hydrophytes — are plants that have adapted to living in or on aquatic environments. Because living on or under water surface requires numerous special adaptations, aquatic plants can only grow in water or permanently saturated soil. Aquatic vascular plants can be ferns or angiosperms. Seaweeds are not vascular plants but multicellular marine algae, and therefore not typically included in the category of aquatic plants. As opposed to plants types such as mesophytes and xerophytes, hydrophytes do not have a problem in retaining water due to the abundance of water in its environment. This means the plant has less need to regulate transpiration.
1. A thin cuticle. Cuticles primarily prevent water loss, thus most hydrophytes have no need for cuticles.
2. Stomata that are open most of time because water is abundant and therefore there is no need for it to be retained in the plant. This means that guard cells on the stomata are generally inactive.

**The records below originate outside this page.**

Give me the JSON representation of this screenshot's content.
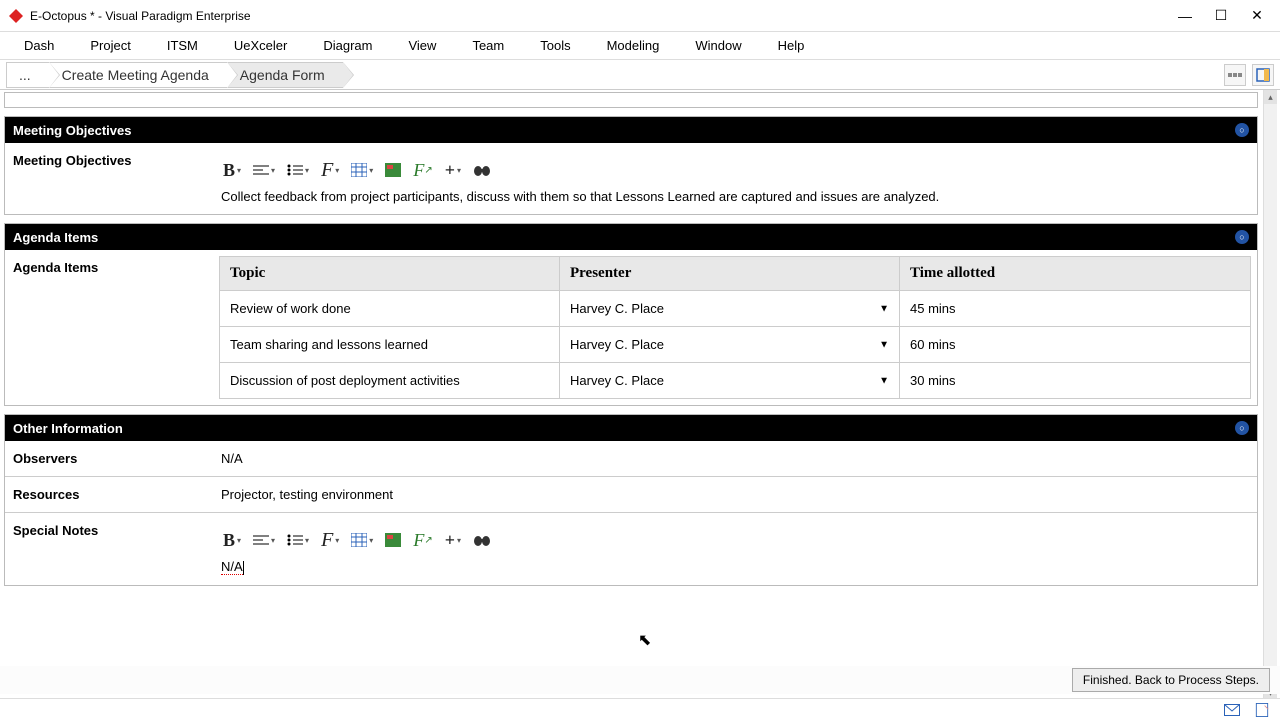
{
  "window": {
    "title": "E-Octopus * - Visual Paradigm Enterprise"
  },
  "menu": {
    "items": [
      "Dash",
      "Project",
      "ITSM",
      "UeXceler",
      "Diagram",
      "View",
      "Team",
      "Tools",
      "Modeling",
      "Window",
      "Help"
    ]
  },
  "breadcrumb": {
    "ellipsis": "...",
    "items": [
      "Create Meeting Agenda",
      "Agenda Form"
    ]
  },
  "sections": {
    "objectives": {
      "title": "Meeting Objectives",
      "label": "Meeting Objectives",
      "text": "Collect feedback from project participants, discuss with them so that Lessons Learned are captured and issues are analyzed."
    },
    "agenda": {
      "title": "Agenda Items",
      "label": "Agenda Items",
      "columns": {
        "topic": "Topic",
        "presenter": "Presenter",
        "time": "Time allotted"
      },
      "rows": [
        {
          "topic": "Review of work done",
          "presenter": "Harvey C. Place",
          "time": "45 mins"
        },
        {
          "topic": "Team sharing and lessons learned",
          "presenter": "Harvey C. Place",
          "time": "60 mins"
        },
        {
          "topic": "Discussion of post deployment activities",
          "presenter": "Harvey C. Place",
          "time": "30 mins"
        }
      ]
    },
    "other": {
      "title": "Other Information",
      "observers_label": "Observers",
      "observers_value": "N/A",
      "resources_label": "Resources",
      "resources_value": "Projector, testing environment",
      "notes_label": "Special Notes",
      "notes_value": "N/A"
    }
  },
  "footer": {
    "finish": "Finished. Back to Process Steps."
  }
}
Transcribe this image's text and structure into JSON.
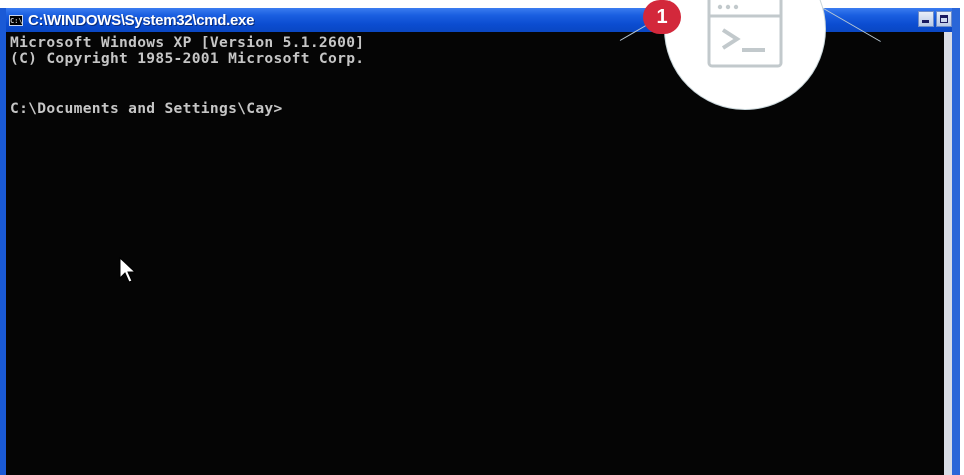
{
  "window": {
    "title": "C:\\WINDOWS\\System32\\cmd.exe",
    "icon_text": "C:\\"
  },
  "console": {
    "lines": [
      "Microsoft Windows XP [Version 5.1.2600]",
      "(C) Copyright 1985-2001 Microsoft Corp.",
      "",
      "C:\\Documents and Settings\\Cay>"
    ]
  },
  "overlay": {
    "step_number": "1",
    "icon": "terminal-icon"
  },
  "colors": {
    "titlebar": "#0b4cd0",
    "console_bg": "#050505",
    "console_text": "#c6c6c6",
    "badge": "#d3283b"
  }
}
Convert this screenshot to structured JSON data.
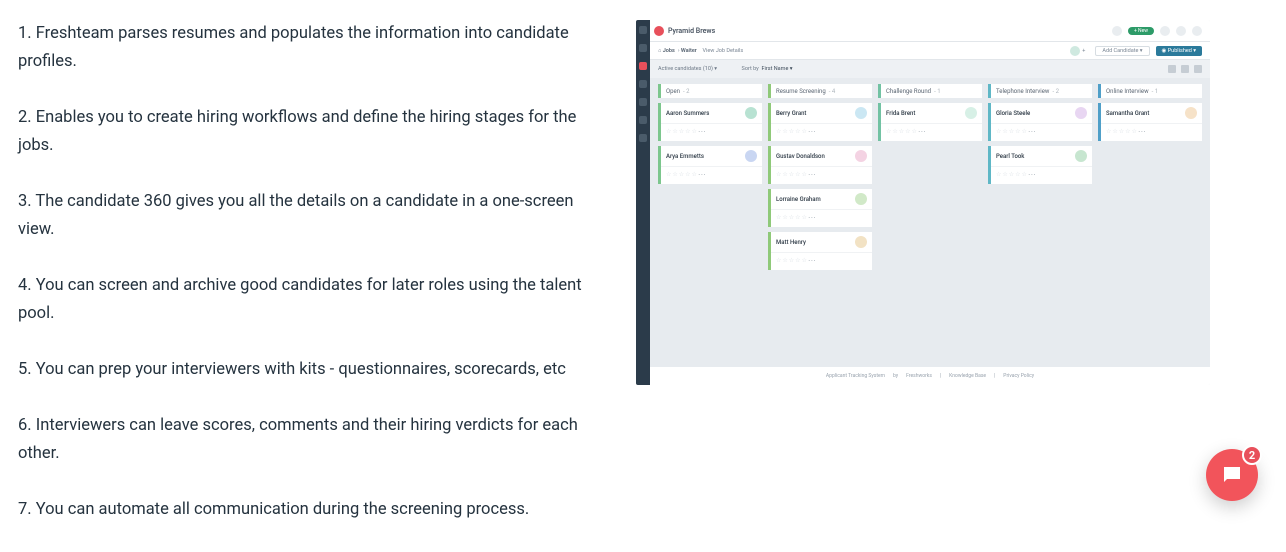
{
  "features": [
    "1. Freshteam parses resumes and populates the information into candidate profiles.",
    "2. Enables you to create hiring workflows and define the hiring stages for the jobs.",
    "3. The candidate 360 gives you all the details on a candidate in a one-screen view.",
    "4. You can screen and archive good candidates for later roles using the talent pool.",
    "5. You can prep your interviewers with kits - questionnaires, scorecards, etc",
    "6. Interviewers can leave scores, comments and their hiring verdicts for each other.",
    "7. You can automate all communication during the screening process."
  ],
  "app": {
    "brand": "Pyramid Brews",
    "new_button": "+ New",
    "breadcrumb": {
      "home_icon": "⌂",
      "jobs": "Jobs",
      "sep": "›",
      "role": "Waiter",
      "view": "View Job Details"
    },
    "add_candidate": "Add Candidate  ▾",
    "published": "◉ Published  ▾",
    "filter": {
      "active_label": "Active candidates (10)  ▾",
      "sort_label": "Sort by",
      "sort_value": "First Name ▾"
    },
    "columns": [
      {
        "title": "Open",
        "count": "2",
        "cls": "c-open",
        "cards": [
          {
            "name": "Aaron Summers",
            "av": "av1"
          },
          {
            "name": "Arya Emmetts",
            "av": "av2"
          }
        ]
      },
      {
        "title": "Resume Screening",
        "count": "4",
        "cls": "c-resume",
        "cards": [
          {
            "name": "Berry Grant",
            "av": "av3"
          },
          {
            "name": "Gustav Donaldson",
            "av": "av4"
          },
          {
            "name": "Lorraine Graham",
            "av": "av5"
          },
          {
            "name": "Matt Henry",
            "av": "av6"
          }
        ]
      },
      {
        "title": "Challenge Round",
        "count": "1",
        "cls": "c-chal",
        "cards": [
          {
            "name": "Frida Brent",
            "av": "av7"
          }
        ]
      },
      {
        "title": "Telephone Interview",
        "count": "2",
        "cls": "c-tel",
        "cards": [
          {
            "name": "Gloria Steele",
            "av": "av8"
          },
          {
            "name": "Pearl Took",
            "av": "av9"
          }
        ]
      },
      {
        "title": "Online Interview",
        "count": "1",
        "cls": "c-online",
        "cards": [
          {
            "name": "Samantha Grant",
            "av": "av10"
          }
        ]
      }
    ],
    "footer": {
      "a": "Applicant Tracking System",
      "by": "by",
      "b": "Freshworks",
      "c": "Knowledge Base",
      "d": "Privacy Policy"
    }
  },
  "chat_badge": "2"
}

3. An increased number of stomata, that can be on either side of leaves.
4. A less rigid structure: water pressure supports them.
5. Flat leaves on surface plants for flotation.
6. Air sacs for flotation.
7. Smaller roots: water can diffuse directly into leaves.
8. Feathery roots: no need to support the plant.
9. Specialized roots able to take in oxygen.